The records sit below this line. Repeat all of them exactly.

§

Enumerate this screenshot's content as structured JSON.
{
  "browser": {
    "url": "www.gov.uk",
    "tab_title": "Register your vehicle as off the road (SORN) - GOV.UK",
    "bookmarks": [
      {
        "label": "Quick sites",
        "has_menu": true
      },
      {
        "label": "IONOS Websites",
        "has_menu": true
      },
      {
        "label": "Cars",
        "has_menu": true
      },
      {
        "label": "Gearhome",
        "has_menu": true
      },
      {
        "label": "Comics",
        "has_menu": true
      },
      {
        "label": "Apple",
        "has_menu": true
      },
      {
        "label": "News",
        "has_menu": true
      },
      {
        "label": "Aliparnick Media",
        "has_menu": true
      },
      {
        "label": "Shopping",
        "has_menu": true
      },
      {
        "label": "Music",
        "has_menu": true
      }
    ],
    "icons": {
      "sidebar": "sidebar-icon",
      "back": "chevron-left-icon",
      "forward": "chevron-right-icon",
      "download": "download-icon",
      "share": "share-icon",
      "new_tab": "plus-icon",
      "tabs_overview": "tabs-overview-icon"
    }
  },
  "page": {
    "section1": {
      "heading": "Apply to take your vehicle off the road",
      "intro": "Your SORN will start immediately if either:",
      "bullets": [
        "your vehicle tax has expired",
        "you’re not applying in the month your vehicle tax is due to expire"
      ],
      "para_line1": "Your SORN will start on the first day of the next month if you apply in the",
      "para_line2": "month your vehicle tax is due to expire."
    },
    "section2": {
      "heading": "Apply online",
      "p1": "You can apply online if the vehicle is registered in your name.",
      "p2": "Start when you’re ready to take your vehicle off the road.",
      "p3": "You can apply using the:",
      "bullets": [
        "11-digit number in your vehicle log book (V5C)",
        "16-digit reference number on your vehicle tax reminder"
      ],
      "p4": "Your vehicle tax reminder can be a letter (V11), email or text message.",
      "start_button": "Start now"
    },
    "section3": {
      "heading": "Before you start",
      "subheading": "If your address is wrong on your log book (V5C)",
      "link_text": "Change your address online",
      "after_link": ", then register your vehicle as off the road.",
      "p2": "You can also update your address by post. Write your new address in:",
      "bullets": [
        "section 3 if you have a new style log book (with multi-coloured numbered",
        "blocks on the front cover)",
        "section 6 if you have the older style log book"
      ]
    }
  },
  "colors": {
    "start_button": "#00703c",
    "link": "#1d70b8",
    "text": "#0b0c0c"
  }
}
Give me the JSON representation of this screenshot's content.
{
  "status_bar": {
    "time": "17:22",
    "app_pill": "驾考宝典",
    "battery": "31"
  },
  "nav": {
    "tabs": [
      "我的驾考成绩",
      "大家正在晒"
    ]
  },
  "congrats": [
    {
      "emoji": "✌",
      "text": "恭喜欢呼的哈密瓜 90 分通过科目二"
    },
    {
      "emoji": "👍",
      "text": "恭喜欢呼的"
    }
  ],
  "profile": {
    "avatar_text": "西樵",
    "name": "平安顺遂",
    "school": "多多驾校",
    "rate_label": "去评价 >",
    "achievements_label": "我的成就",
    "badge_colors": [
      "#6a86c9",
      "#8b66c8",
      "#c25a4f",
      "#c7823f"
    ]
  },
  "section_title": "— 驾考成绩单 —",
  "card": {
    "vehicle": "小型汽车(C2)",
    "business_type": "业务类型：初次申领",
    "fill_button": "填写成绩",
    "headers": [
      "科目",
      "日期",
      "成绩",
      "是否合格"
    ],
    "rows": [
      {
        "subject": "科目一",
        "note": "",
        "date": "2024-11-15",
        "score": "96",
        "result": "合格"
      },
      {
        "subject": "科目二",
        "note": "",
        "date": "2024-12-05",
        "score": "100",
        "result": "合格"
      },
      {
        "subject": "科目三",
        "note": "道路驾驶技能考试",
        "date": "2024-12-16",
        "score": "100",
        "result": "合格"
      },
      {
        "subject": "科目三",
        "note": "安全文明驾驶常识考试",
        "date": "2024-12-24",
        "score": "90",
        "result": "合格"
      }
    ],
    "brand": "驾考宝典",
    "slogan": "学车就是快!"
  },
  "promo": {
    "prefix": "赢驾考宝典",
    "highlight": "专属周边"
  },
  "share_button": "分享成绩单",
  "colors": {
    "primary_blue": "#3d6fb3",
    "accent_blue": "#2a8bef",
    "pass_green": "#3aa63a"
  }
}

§

▸ ANSWER BOX
Enumerate this screenshot's content as structured JSON.
{
  "browser": {
    "url": "www.gov.uk",
    "tab_title": "Register your vehicle as off the road (SORN) - GOV.UK",
    "bookmarks": [
      {
        "label": "Quick sites",
        "has_menu": true
      },
      {
        "label": "IONOS Websites",
        "has_menu": true
      },
      {
        "label": "Cars",
        "has_menu": true
      },
      {
        "label": "Gearhome",
        "has_menu": true
      },
      {
        "label": "Comics",
        "has_menu": true
      },
      {
        "label": "Apple",
        "has_menu": true
      },
      {
        "label": "News",
        "has_menu": true
      },
      {
        "label": "Aliparnick Media",
        "has_menu": true
      },
      {
        "label": "Shopping",
        "has_menu": true
      },
      {
        "label": "Music",
        "has_menu": true
      }
    ],
    "icons": {
      "sidebar": "sidebar-icon",
      "back": "chevron-left-icon",
      "forward": "chevron-right-icon",
      "download": "download-icon",
      "share": "share-icon",
      "new_tab": "plus-icon",
      "tabs_overview": "tabs-overview-icon"
    }
  },
  "page": {
    "section1": {
      "heading": "Apply to take your vehicle off the road",
      "intro": "Your SORN will start immediately if either:",
      "bullets": [
        "your vehicle tax has expired",
        "you’re not applying in the month your vehicle tax is due to expire"
      ],
      "para_line1": "Your SORN will start on the first day of the next month if you apply in the",
      "para_line2": "month your vehicle tax is due to expire."
    },
    "section2": {
      "heading": "Apply online",
      "p1": "You can apply online if the vehicle is registered in your name.",
      "p2": "Start when you’re ready to take your vehicle off the road.",
      "p3": "You can apply using the:",
      "bullets": [
        "11-digit number in your vehicle log book (V5C)",
        "16-digit reference number on your vehicle tax reminder"
      ],
      "p4": "Your vehicle tax reminder can be a letter (V11), email or text message.",
      "start_button": "Start now"
    },
    "section3": {
      "heading": "Before you start",
      "subheading": "If your address is wrong on your log book (V5C)",
      "link_text": "Change your address online",
      "after_link": ", then register your vehicle as off the road.",
      "p2": "You can also update your address by post. Write your new address in:",
      "bullets": [
        "section 3 if you have a new style log book (with multi-coloured numbered",
        "blocks on the front cover)",
        "section 6 if you have the older style log book"
      ]
    }
  },
  "colors": {
    "start_button": "#00703c",
    "link": "#1d70b8",
    "text": "#0b0c0c"
  }
}
Give me the JSON representation of this screenshot's content.
{
  "status_bar": {
    "time": "17:22",
    "app_pill": "驾考宝典",
    "battery": "31"
  },
  "nav": {
    "tabs": [
      "我的驾考成绩",
      "大家正在晒"
    ]
  },
  "congrats": [
    {
      "emoji": "✌",
      "text": "恭喜欢呼的哈密瓜 90 分通过科目二"
    },
    {
      "emoji": "👍",
      "text": "恭喜欢呼的"
    }
  ],
  "profile": {
    "avatar_text": "西樵",
    "name": "平安顺遂",
    "school": "多多驾校",
    "rate_label": "去评价 >",
    "achievements_label": "我的成就",
    "badge_colors": [
      "#6a86c9",
      "#8b66c8",
      "#c25a4f",
      "#c7823f"
    ]
  },
  "section_title": "— 驾考成绩单 —",
  "card": {
    "vehicle": "小型汽车(C2)",
    "business_type": "业务类型：初次申领",
    "fill_button": "填写成绩",
    "headers": [
      "科目",
      "日期",
      "成绩",
      "是否合格"
    ],
    "rows": [
      {
        "subject": "科目一",
        "note": "",
        "date": "2024-11-15",
        "score": "96",
        "result": "合格"
      },
      {
        "subject": "科目二",
        "note": "",
        "date": "2024-12-05",
        "score": "100",
        "result": "合格"
      },
      {
        "subject": "科目三",
        "note": "道路驾驶技能考试",
        "date": "2024-12-16",
        "score": "100",
        "result": "合格"
      },
      {
        "subject": "科目三",
        "note": "安全文明驾驶常识考试",
        "date": "2024-12-24",
        "score": "90",
        "result": "合格"
      }
    ],
    "brand": "驾考宝典",
    "slogan": "学车就是快!"
  },
  "promo": {
    "prefix": "赢驾考宝典",
    "highlight": "专属周边"
  },
  "share_button": "分享成绩单",
  "colors": {
    "primary_blue": "#3d6fb3",
    "accent_blue": "#2a8bef",
    "pass_green": "#3aa63a"
  }
}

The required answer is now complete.